╔══
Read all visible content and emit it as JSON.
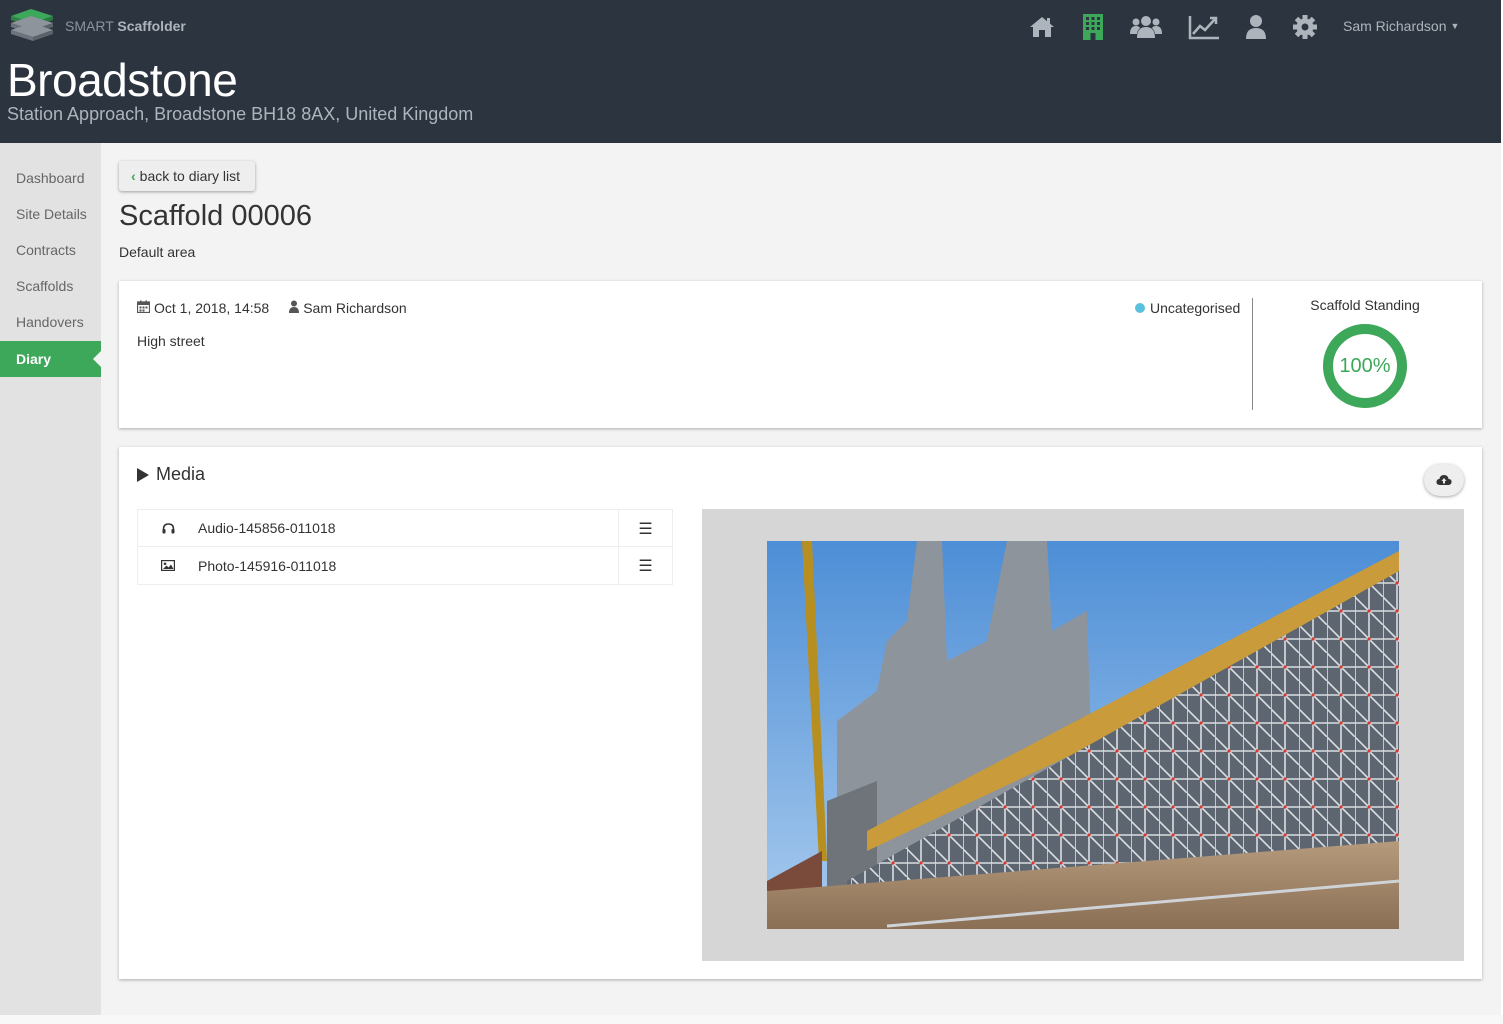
{
  "app": {
    "brand_light": "SMART",
    "brand_bold": "Scaffolder"
  },
  "site": {
    "name": "Broadstone",
    "address": "Station Approach, Broadstone BH18 8AX, United Kingdom"
  },
  "nav": {
    "icons": [
      "home-icon",
      "building-icon",
      "users-icon",
      "chart-line-icon",
      "user-icon",
      "gear-icon"
    ],
    "active_icon": "building-icon",
    "user_name": "Sam Richardson"
  },
  "sidebar": {
    "items": [
      {
        "label": "Dashboard"
      },
      {
        "label": "Site Details"
      },
      {
        "label": "Contracts"
      },
      {
        "label": "Scaffolds"
      },
      {
        "label": "Handovers"
      },
      {
        "label": "Diary"
      }
    ],
    "active": "Diary"
  },
  "page": {
    "back_label": "back to diary list",
    "title": "Scaffold 00006",
    "subtitle": "Default area"
  },
  "entry": {
    "date": "Oct 1, 2018, 14:58",
    "author": "Sam Richardson",
    "location": "High street",
    "category": "Uncategorised",
    "gauge_title": "Scaffold Standing",
    "gauge_value": 1.0,
    "gauge_label": "100%"
  },
  "media": {
    "title": "Media",
    "files": [
      {
        "type": "headphones-icon",
        "name": "Audio-145856-011018"
      },
      {
        "type": "image-icon",
        "name": "Photo-145916-011018"
      }
    ],
    "preview_alt": "scaffold-photo"
  },
  "colors": {
    "header_bg": "#2c3440",
    "accent_green": "#3da75a",
    "category_dot": "#5bc0de",
    "sidebar_bg": "#e2e2e2"
  }
}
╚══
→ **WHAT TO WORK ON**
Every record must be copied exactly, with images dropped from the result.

→ **SOLUTION**
Read all visible content and emit it as JSON.
{
  "app": {
    "brand_light": "SMART",
    "brand_bold": "Scaffolder"
  },
  "site": {
    "name": "Broadstone",
    "address": "Station Approach, Broadstone BH18 8AX, United Kingdom"
  },
  "nav": {
    "icons": [
      "home-icon",
      "building-icon",
      "users-icon",
      "chart-line-icon",
      "user-icon",
      "gear-icon"
    ],
    "active_icon": "building-icon",
    "user_name": "Sam Richardson"
  },
  "sidebar": {
    "items": [
      {
        "label": "Dashboard"
      },
      {
        "label": "Site Details"
      },
      {
        "label": "Contracts"
      },
      {
        "label": "Scaffolds"
      },
      {
        "label": "Handovers"
      },
      {
        "label": "Diary"
      }
    ],
    "active": "Diary"
  },
  "page": {
    "back_label": "back to diary list",
    "title": "Scaffold 00006",
    "subtitle": "Default area"
  },
  "entry": {
    "date": "Oct 1, 2018, 14:58",
    "author": "Sam Richardson",
    "location": "High street",
    "category": "Uncategorised",
    "gauge_title": "Scaffold Standing",
    "gauge_value": 1.0,
    "gauge_label": "100%"
  },
  "media": {
    "title": "Media",
    "files": [
      {
        "type": "headphones-icon",
        "name": "Audio-145856-011018"
      },
      {
        "type": "image-icon",
        "name": "Photo-145916-011018"
      }
    ],
    "preview_alt": "scaffold-photo"
  },
  "colors": {
    "header_bg": "#2c3440",
    "accent_green": "#3da75a",
    "category_dot": "#5bc0de",
    "sidebar_bg": "#e2e2e2"
  }
}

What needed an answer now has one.